Q. Now, going back to the original operation, when did you first know that an operation was to be performed on you?
A. When I was put to bed and my legs were shaved, then I thought that I would undergo an operation.
Q. Did you ask them what they were going to do to you?
A. No, I didn't ask.
Q. Why not?
A. Because it was impossible to ask anything in the concentration camp. We used to get, as answers to our questions: "Halt's Maul" -- shut up.
Q. Were you in good health at the time of this operation?
A. I was quite healthy, only under-nourished and exhausted because of hunger reigning in the camp.
Q. Did you ever make any protest against this operation?

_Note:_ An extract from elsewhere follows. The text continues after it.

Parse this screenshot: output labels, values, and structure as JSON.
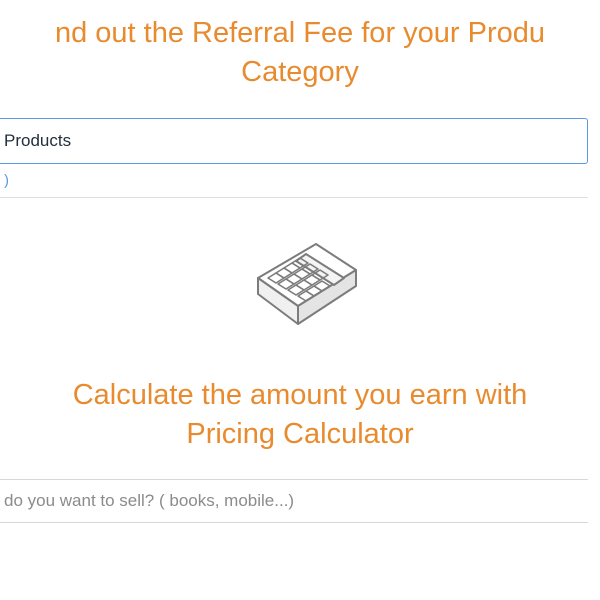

A. I protested against operations, but after my own operation when living conditions in camp allowed me to do it.
Q. They did not ask you to consent to this operation before you were operated on, did they?
A. I was not asked anything by anybody. When I was taken to the hospital I was sure that I was going to be shot down, because I remember that all my comrades belonging to the same transport who had boon shot down were taken out of the blocks in the same way.
Q. Now, do you know approximately how many women were operated on experimentally at Ravensbrueck while you were there?
A. Yes, I remember quite well. Seventy-five Polish women were operated.
Q. And did any of them die as a result of these operations?
A. Yes. I remember quite well that five of my comrades who had been operated on died. After my operation two of my comrades died. One was lying near me in the hospital and the second was in the same room. The name of the first was Krokopsky Kasimira, and the second Ketzel Sofia. Besides died Bruce Alsky, Evinov Itchinila and Kruska.
Q. Now, were you women who were subjected to these operations known in the camp as "guinea pigs"?
A. Yes, the very well known name was "guinea pigs" to describe us.
Q. Now just before the end of the war, did they make -- did the Germans in Ravensbrueck make any effort to gather together all of you so-called guinea pigs?
A. Yes. At the beginning of the year 1944 all operated women were put into one block. On the 4th of February 1945 I remember that the chief of the block road off our names written down on the list. He told us that we were not allowed to leave the block the next day. We knew that this procedure on such a list meant execution and we knew that we would probably be executed because we knew that six of our comrades had been shot down before.